▶ EXERCISE INSTRUCTIONS: Would you retype every line below without changing anything?

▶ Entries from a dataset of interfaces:

-=-=-

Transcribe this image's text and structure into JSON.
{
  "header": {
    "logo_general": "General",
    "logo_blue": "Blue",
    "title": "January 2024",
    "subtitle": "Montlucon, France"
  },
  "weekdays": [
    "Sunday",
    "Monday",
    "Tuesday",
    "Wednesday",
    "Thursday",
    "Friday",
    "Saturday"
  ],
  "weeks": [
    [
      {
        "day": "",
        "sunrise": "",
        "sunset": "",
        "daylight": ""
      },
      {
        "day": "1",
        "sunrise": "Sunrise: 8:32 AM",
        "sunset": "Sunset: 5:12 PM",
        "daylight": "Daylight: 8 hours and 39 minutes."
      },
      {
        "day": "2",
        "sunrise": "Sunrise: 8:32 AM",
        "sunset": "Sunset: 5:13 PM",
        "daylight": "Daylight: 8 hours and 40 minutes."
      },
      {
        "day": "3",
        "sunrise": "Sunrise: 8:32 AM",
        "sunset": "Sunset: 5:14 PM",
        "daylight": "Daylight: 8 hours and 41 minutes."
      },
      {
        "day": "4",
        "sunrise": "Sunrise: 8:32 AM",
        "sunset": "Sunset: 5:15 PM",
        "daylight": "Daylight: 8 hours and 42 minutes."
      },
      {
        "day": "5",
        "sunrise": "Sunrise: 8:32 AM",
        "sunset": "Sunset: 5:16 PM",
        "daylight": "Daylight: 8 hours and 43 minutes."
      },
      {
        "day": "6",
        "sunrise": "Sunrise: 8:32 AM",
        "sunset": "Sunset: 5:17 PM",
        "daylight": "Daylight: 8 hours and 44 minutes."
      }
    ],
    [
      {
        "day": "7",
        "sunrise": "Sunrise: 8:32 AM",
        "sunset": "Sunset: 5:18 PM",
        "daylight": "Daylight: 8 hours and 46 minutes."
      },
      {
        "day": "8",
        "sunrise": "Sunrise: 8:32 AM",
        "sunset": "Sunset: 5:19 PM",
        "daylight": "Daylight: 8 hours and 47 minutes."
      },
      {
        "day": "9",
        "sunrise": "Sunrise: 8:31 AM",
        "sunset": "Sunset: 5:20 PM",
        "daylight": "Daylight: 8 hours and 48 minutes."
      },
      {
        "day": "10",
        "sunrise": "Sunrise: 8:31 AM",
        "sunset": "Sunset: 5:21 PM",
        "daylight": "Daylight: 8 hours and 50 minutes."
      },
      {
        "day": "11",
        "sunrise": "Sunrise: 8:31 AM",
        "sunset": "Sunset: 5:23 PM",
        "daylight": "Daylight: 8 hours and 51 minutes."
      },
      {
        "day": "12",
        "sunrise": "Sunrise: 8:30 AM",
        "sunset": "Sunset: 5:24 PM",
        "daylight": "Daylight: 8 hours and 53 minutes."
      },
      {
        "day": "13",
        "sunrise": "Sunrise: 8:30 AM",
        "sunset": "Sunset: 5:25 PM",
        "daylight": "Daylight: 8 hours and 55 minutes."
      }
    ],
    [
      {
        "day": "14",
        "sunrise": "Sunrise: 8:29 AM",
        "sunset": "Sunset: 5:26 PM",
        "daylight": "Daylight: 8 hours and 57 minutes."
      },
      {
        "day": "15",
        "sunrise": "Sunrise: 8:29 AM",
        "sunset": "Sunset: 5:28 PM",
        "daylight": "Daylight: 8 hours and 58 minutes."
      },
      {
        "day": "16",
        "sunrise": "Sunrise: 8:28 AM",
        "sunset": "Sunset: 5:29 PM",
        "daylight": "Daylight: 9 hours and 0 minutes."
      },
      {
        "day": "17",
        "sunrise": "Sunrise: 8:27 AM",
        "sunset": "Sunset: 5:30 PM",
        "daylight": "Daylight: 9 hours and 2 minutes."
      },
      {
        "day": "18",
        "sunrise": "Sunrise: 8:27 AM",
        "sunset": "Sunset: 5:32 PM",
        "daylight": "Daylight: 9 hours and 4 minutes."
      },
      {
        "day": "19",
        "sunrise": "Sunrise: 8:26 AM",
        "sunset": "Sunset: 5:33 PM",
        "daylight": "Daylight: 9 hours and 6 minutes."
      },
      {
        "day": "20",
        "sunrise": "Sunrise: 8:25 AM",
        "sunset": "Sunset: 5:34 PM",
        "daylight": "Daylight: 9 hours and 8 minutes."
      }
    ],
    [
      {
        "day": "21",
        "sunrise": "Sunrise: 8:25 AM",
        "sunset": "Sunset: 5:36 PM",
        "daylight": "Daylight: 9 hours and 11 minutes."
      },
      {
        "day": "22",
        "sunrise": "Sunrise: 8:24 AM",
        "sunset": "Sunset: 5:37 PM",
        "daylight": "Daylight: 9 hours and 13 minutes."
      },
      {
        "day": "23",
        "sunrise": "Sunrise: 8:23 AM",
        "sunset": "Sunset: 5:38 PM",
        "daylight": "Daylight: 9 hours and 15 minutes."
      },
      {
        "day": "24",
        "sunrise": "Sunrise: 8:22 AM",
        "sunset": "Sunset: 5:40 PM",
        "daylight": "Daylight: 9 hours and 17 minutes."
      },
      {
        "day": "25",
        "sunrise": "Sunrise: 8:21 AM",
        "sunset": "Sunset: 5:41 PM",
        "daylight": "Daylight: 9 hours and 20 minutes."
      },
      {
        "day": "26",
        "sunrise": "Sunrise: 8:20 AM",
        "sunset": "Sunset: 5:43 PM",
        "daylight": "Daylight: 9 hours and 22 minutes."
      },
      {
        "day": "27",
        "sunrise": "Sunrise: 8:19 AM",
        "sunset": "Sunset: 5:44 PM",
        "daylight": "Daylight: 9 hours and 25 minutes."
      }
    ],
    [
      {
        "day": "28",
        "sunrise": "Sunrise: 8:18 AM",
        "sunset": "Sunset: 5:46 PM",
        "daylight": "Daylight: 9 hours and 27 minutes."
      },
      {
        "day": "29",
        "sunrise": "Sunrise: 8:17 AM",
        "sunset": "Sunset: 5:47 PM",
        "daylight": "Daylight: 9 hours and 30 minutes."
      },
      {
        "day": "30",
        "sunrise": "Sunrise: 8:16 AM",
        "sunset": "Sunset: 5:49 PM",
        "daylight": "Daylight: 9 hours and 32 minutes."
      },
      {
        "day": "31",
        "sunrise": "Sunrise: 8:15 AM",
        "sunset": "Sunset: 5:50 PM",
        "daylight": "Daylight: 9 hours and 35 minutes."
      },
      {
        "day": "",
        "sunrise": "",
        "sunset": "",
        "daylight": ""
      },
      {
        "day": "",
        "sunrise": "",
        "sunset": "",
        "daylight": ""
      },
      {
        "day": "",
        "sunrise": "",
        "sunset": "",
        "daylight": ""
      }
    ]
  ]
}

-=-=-

▶ ANSWER TO THIS TASK:
Transcribe this image's text and structure into JSON.
{
  "header": {
    "logo_general": "General",
    "logo_blue": "Blue",
    "title": "January 2024",
    "subtitle": "Montlucon, France"
  },
  "weekdays": [
    "Sunday",
    "Monday",
    "Tuesday",
    "Wednesday",
    "Thursday",
    "Friday",
    "Saturday"
  ],
  "weeks": [
    [
      {
        "day": "",
        "sunrise": "",
        "sunset": "",
        "daylight": ""
      },
      {
        "day": "1",
        "sunrise": "Sunrise: 8:32 AM",
        "sunset": "Sunset: 5:12 PM",
        "daylight": "Daylight: 8 hours and 39 minutes."
      },
      {
        "day": "2",
        "sunrise": "Sunrise: 8:32 AM",
        "sunset": "Sunset: 5:13 PM",
        "daylight": "Daylight: 8 hours and 40 minutes."
      },
      {
        "day": "3",
        "sunrise": "Sunrise: 8:32 AM",
        "sunset": "Sunset: 5:14 PM",
        "daylight": "Daylight: 8 hours and 41 minutes."
      },
      {
        "day": "4",
        "sunrise": "Sunrise: 8:32 AM",
        "sunset": "Sunset: 5:15 PM",
        "daylight": "Daylight: 8 hours and 42 minutes."
      },
      {
        "day": "5",
        "sunrise": "Sunrise: 8:32 AM",
        "sunset": "Sunset: 5:16 PM",
        "daylight": "Daylight: 8 hours and 43 minutes."
      },
      {
        "day": "6",
        "sunrise": "Sunrise: 8:32 AM",
        "sunset": "Sunset: 5:17 PM",
        "daylight": "Daylight: 8 hours and 44 minutes."
      }
    ],
    [
      {
        "day": "7",
        "sunrise": "Sunrise: 8:32 AM",
        "sunset": "Sunset: 5:18 PM",
        "daylight": "Daylight: 8 hours and 46 minutes."
      },
      {
        "day": "8",
        "sunrise": "Sunrise: 8:32 AM",
        "sunset": "Sunset: 5:19 PM",
        "daylight": "Daylight: 8 hours and 47 minutes."
      },
      {
        "day": "9",
        "sunrise": "Sunrise: 8:31 AM",
        "sunset": "Sunset: 5:20 PM",
        "daylight": "Daylight: 8 hours and 48 minutes."
      },
      {
        "day": "10",
        "sunrise": "Sunrise: 8:31 AM",
        "sunset": "Sunset: 5:21 PM",
        "daylight": "Daylight: 8 hours and 50 minutes."
      },
      {
        "day": "11",
        "sunrise": "Sunrise: 8:31 AM",
        "sunset": "Sunset: 5:23 PM",
        "daylight": "Daylight: 8 hours and 51 minutes."
      },
      {
        "day": "12",
        "sunrise": "Sunrise: 8:30 AM",
        "sunset": "Sunset: 5:24 PM",
        "daylight": "Daylight: 8 hours and 53 minutes."
      },
      {
        "day": "13",
        "sunrise": "Sunrise: 8:30 AM",
        "sunset": "Sunset: 5:25 PM",
        "daylight": "Daylight: 8 hours and 55 minutes."
      }
    ],
    [
      {
        "day": "14",
        "sunrise": "Sunrise: 8:29 AM",
        "sunset": "Sunset: 5:26 PM",
        "daylight": "Daylight: 8 hours and 57 minutes."
      },
      {
        "day": "15",
        "sunrise": "Sunrise: 8:29 AM",
        "sunset": "Sunset: 5:28 PM",
        "daylight": "Daylight: 8 hours and 58 minutes."
      },
      {
        "day": "16",
        "sunrise": "Sunrise: 8:28 AM",
        "sunset": "Sunset: 5:29 PM",
        "daylight": "Daylight: 9 hours and 0 minutes."
      },
      {
        "day": "17",
        "sunrise": "Sunrise: 8:27 AM",
        "sunset": "Sunset: 5:30 PM",
        "daylight": "Daylight: 9 hours and 2 minutes."
      },
      {
        "day": "18",
        "sunrise": "Sunrise: 8:27 AM",
        "sunset": "Sunset: 5:32 PM",
        "daylight": "Daylight: 9 hours and 4 minutes."
      },
      {
        "day": "19",
        "sunrise": "Sunrise: 8:26 AM",
        "sunset": "Sunset: 5:33 PM",
        "daylight": "Daylight: 9 hours and 6 minutes."
      },
      {
        "day": "20",
        "sunrise": "Sunrise: 8:25 AM",
        "sunset": "Sunset: 5:34 PM",
        "daylight": "Daylight: 9 hours and 8 minutes."
      }
    ],
    [
      {
        "day": "21",
        "sunrise": "Sunrise: 8:25 AM",
        "sunset": "Sunset: 5:36 PM",
        "daylight": "Daylight: 9 hours and 11 minutes."
      },
      {
        "day": "22",
        "sunrise": "Sunrise: 8:24 AM",
        "sunset": "Sunset: 5:37 PM",
        "daylight": "Daylight: 9 hours and 13 minutes."
      },
      {
        "day": "23",
        "sunrise": "Sunrise: 8:23 AM",
        "sunset": "Sunset: 5:38 PM",
        "daylight": "Daylight: 9 hours and 15 minutes."
      },
      {
        "day": "24",
        "sunrise": "Sunrise: 8:22 AM",
        "sunset": "Sunset: 5:40 PM",
        "daylight": "Daylight: 9 hours and 17 minutes."
      },
      {
        "day": "25",
        "sunrise": "Sunrise: 8:21 AM",
        "sunset": "Sunset: 5:41 PM",
        "daylight": "Daylight: 9 hours and 20 minutes."
      },
      {
        "day": "26",
        "sunrise": "Sunrise: 8:20 AM",
        "sunset": "Sunset: 5:43 PM",
        "daylight": "Daylight: 9 hours and 22 minutes."
      },
      {
        "day": "27",
        "sunrise": "Sunrise: 8:19 AM",
        "sunset": "Sunset: 5:44 PM",
        "daylight": "Daylight: 9 hours and 25 minutes."
      }
    ],
    [
      {
        "day": "28",
        "sunrise": "Sunrise: 8:18 AM",
        "sunset": "Sunset: 5:46 PM",
        "daylight": "Daylight: 9 hours and 27 minutes."
      },
      {
        "day": "29",
        "sunrise": "Sunrise: 8:17 AM",
        "sunset": "Sunset: 5:47 PM",
        "daylight": "Daylight: 9 hours and 30 minutes."
      },
      {
        "day": "30",
        "sunrise": "Sunrise: 8:16 AM",
        "sunset": "Sunset: 5:49 PM",
        "daylight": "Daylight: 9 hours and 32 minutes."
      },
      {
        "day": "31",
        "sunrise": "Sunrise: 8:15 AM",
        "sunset": "Sunset: 5:50 PM",
        "daylight": "Daylight: 9 hours and 35 minutes."
      },
      {
        "day": "",
        "sunrise": "",
        "sunset": "",
        "daylight": ""
      },
      {
        "day": "",
        "sunrise": "",
        "sunset": "",
        "daylight": ""
      },
      {
        "day": "",
        "sunrise": "",
        "sunset": "",
        "daylight": ""
      }
    ]
  ]
}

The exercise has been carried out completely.